A group of Pakistan's military officers have protested, before a parliamentary panel, the treatment being meted out to former president Pervez Musharraf, a 1media report said on Saturday.
The delegation of 75 officers from Command and Staff College, Quetta, led by Col. Saqib Ali Cheema, met the chairman of the senate standing committee on defence and defence production Mushahid Hussain Sayed at the parliament house to express concern over Musharraf's arrest, reported Dawn.
“The military officers were of the opinion that under the constitution, the armed forces cannot be criticised,” a source was quoted as saying.
Hussain said, “We are all proud of professionalism of our armed forces and in the constitution, judiciary and armed forces are national institutions which should not be subject to any kind of criticism.”
He later told the daily that the officers had asked him if there was anything in the constitution which allowed anyone to humiliate any institution, and he answered that there was no such provision.

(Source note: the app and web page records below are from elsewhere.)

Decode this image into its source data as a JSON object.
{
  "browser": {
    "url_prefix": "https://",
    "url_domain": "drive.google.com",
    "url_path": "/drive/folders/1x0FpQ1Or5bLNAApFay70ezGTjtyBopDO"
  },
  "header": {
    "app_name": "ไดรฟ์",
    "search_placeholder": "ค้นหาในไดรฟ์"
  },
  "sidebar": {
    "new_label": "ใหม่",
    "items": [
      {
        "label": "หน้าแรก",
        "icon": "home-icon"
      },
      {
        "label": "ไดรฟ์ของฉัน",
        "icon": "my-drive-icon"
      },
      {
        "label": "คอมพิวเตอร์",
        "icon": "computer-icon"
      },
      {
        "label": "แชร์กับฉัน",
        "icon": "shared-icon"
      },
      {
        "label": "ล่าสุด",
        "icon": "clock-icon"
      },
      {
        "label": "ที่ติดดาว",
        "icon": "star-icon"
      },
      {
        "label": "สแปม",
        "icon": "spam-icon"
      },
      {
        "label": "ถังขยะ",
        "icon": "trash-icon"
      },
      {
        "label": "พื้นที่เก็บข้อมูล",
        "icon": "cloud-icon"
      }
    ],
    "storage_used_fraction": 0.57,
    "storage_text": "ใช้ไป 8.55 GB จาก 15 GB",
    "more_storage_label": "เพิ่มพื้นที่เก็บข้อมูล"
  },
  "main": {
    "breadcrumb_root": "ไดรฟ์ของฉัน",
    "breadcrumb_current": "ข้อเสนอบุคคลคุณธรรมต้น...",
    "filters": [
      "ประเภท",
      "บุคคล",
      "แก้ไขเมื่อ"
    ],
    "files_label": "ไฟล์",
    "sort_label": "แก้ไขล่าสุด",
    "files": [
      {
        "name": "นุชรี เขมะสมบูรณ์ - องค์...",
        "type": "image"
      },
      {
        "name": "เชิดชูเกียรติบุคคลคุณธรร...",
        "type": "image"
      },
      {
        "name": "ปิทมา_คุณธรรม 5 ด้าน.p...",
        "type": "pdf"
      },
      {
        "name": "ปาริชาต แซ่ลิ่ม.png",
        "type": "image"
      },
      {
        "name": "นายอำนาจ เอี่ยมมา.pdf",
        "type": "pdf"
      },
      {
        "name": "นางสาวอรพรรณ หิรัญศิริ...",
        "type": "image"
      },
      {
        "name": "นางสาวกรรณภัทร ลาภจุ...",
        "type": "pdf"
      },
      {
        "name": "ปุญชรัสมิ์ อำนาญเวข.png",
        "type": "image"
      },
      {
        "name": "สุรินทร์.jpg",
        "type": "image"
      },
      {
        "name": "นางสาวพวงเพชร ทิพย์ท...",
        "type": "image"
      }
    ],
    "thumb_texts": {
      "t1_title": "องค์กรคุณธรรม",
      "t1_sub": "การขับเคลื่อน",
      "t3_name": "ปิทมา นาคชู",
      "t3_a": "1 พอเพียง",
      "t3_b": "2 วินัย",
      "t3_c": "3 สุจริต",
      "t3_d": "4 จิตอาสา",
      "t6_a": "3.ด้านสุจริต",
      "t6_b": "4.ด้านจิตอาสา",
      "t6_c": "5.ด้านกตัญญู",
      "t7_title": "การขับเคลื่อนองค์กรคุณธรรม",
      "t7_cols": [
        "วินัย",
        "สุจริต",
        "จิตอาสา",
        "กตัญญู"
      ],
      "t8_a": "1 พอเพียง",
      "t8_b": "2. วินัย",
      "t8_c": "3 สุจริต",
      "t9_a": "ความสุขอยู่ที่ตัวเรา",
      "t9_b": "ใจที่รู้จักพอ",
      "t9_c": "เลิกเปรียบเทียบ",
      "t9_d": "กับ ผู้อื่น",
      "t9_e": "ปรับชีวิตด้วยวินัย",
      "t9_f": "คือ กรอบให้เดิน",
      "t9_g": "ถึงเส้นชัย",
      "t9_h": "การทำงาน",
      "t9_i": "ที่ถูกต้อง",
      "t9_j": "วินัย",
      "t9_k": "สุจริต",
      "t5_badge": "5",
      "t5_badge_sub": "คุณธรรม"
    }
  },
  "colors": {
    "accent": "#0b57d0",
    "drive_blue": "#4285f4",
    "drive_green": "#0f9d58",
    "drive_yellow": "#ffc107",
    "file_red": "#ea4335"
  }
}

Musharraf, who returned to Pakistan on March 23 after over four years of self-imposed exile in Dubai, was keen to contest the May 11 general elections. However, his nomination papers were rejected from four constituencies.
An anti-terrorism court in Pakistan on Friday granted to investigators custody of Musharraf in the assassination case of former prime minister Benazir Bhutto, lawyers said.

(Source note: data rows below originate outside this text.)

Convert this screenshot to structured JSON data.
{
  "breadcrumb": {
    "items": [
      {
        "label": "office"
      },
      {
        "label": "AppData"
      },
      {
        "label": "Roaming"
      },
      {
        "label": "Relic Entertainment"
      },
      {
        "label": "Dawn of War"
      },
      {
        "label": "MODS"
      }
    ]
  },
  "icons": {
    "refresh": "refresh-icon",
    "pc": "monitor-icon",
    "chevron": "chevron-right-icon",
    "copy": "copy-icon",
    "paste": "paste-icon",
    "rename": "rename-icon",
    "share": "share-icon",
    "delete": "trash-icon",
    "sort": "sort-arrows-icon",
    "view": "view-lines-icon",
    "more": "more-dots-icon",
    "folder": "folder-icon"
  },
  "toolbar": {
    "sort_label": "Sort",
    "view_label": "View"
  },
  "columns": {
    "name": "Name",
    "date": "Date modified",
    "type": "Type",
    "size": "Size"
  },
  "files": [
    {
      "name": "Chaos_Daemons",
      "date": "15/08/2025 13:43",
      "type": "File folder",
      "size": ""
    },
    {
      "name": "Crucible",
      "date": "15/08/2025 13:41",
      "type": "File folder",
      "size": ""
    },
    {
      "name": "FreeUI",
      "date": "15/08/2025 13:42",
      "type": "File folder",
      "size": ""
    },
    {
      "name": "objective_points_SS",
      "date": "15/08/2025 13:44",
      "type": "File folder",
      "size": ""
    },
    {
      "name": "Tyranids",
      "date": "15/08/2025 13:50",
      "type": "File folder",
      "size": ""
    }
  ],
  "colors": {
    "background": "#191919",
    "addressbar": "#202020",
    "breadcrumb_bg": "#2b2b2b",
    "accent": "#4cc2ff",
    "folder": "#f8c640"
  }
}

Musharraf, who ruled Pakistan from 1999 to 2008, has been accused of failing to provide adequate security to Bhutto when she returned to Pakistan from exile in 2007.

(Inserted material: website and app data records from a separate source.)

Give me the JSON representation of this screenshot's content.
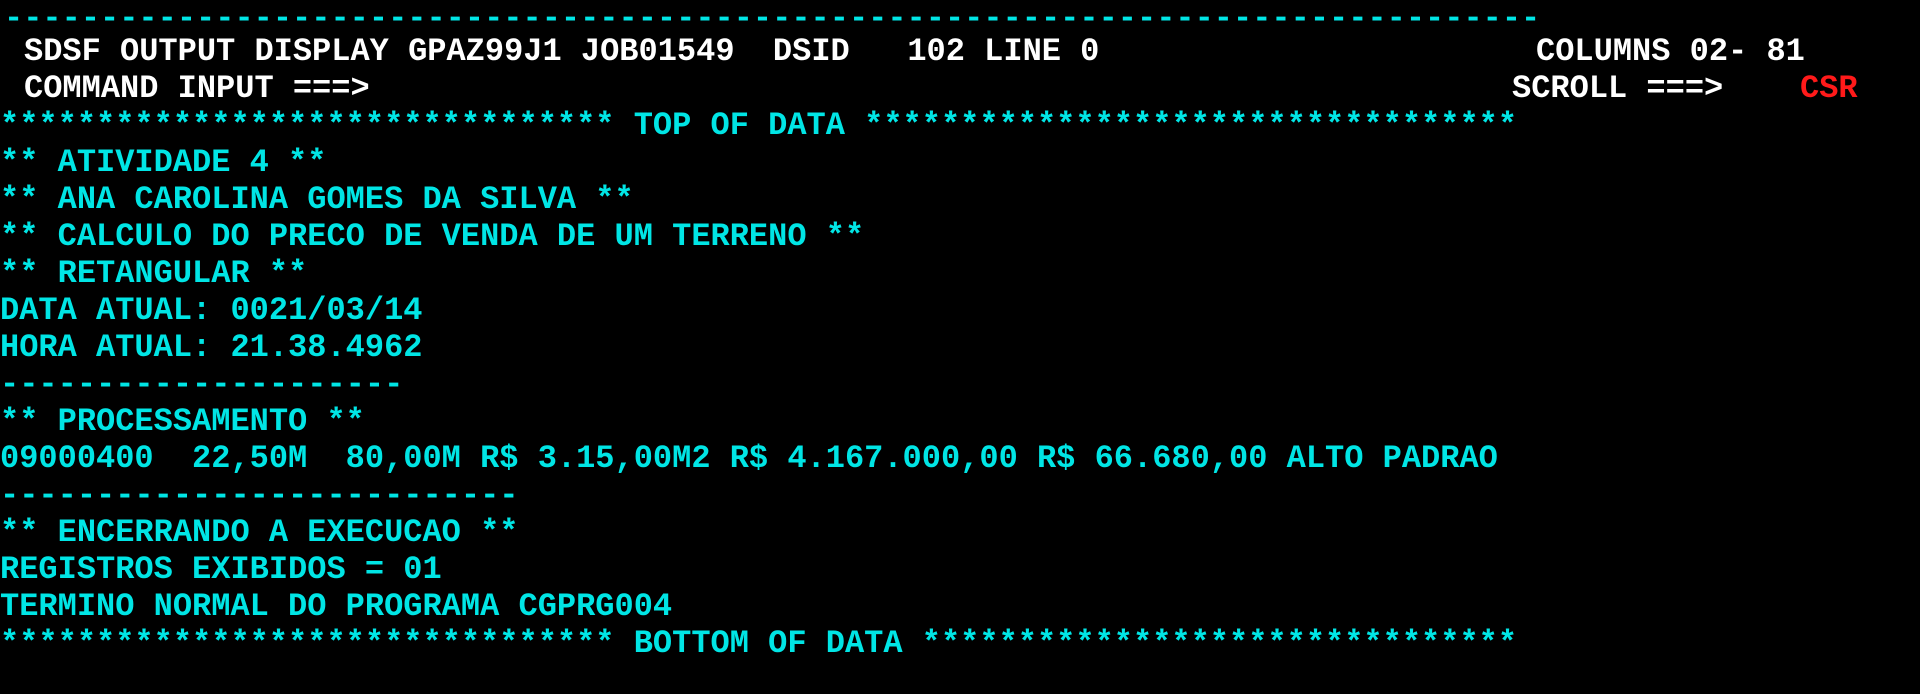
{
  "header": {
    "rule_top": "--------------------------------------------------------------------------------",
    "title": "SDSF OUTPUT DISPLAY GPAZ99J1 JOB01549  DSID   102 LINE 0",
    "columns": "COLUMNS 02- 81",
    "command_label": "COMMAND INPUT ===>",
    "scroll_label": "SCROLL ===>",
    "scroll_value": "CSR"
  },
  "colors": {
    "background": "#000000",
    "output_text": "#00e5e5",
    "header_text": "#ffffff",
    "scroll_value": "#ff1a1a"
  },
  "output": {
    "top_marker": "******************************** TOP OF DATA **********************************",
    "lines": [
      "** ATIVIDADE 4 **",
      "** ANA CAROLINA GOMES DA SILVA **",
      "** CALCULO DO PRECO DE VENDA DE UM TERRENO **",
      "** RETANGULAR **",
      "DATA ATUAL: 0021/03/14",
      "HORA ATUAL: 21.38.4962",
      "---------------------",
      "** PROCESSAMENTO **",
      "09000400  22,50M  80,00M R$ 3.15,00M2 R$ 4.167.000,00 R$ 66.680,00 ALTO PADRAO",
      "---------------------------",
      "** ENCERRANDO A EXECUCAO **",
      "REGISTROS EXIBIDOS = 01",
      "TERMINO NORMAL DO PROGRAMA CGPRG004"
    ],
    "bottom_marker": "******************************** BOTTOM OF DATA *******************************"
  }
}
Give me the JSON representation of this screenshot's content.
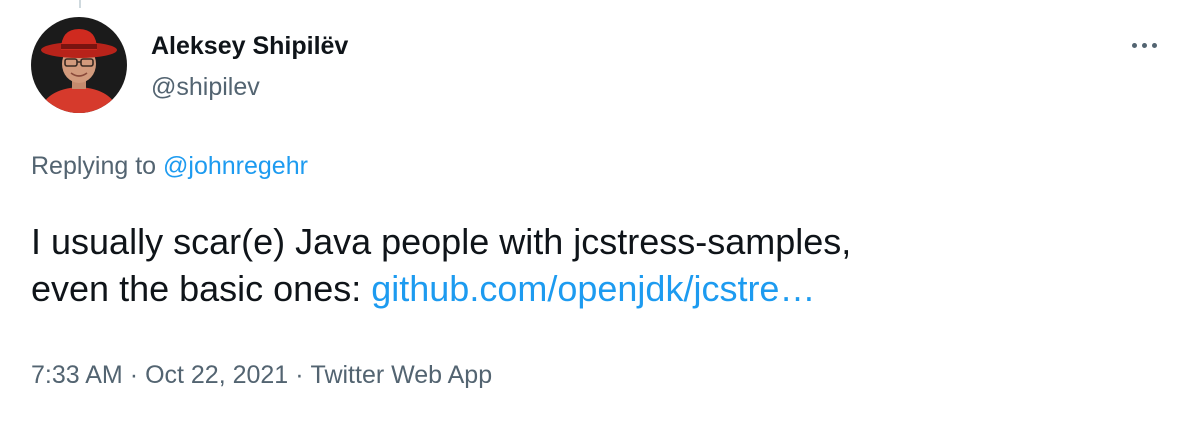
{
  "author": {
    "display_name": "Aleksey Shipilëv",
    "handle": "@shipilev"
  },
  "reply": {
    "prefix": "Replying to ",
    "to_handle": "@johnregehr"
  },
  "tweet": {
    "line1": "I usually scar(e) Java people with jcstress-samples,",
    "line2_text": "even the basic ones: ",
    "link": "github.com/openjdk/jcstre…"
  },
  "meta": {
    "time": "7:33 AM",
    "separator": "·",
    "date": "Oct 22, 2021",
    "source": "Twitter Web App"
  },
  "colors": {
    "link": "#1d9bf0",
    "secondary_text": "#536471",
    "primary_text": "#0f1419"
  },
  "icons": {
    "more": "more-options-icon",
    "avatar": "profile-photo"
  }
}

Musharraf has already been arrested in the case of keeping judges in illegal confinement when he imposed Emergency rule in 2007.
The former president is also facing charges of high treason for the abrogation of the constitution, that paved the way for the declaration of Emergency.
Five people have filed petitions for proceedings related to high treason in the Supreme Court. However, the interim government has refused to pursue the case because of its limited role, and petitioned the apex court to leave the case to the next elected government.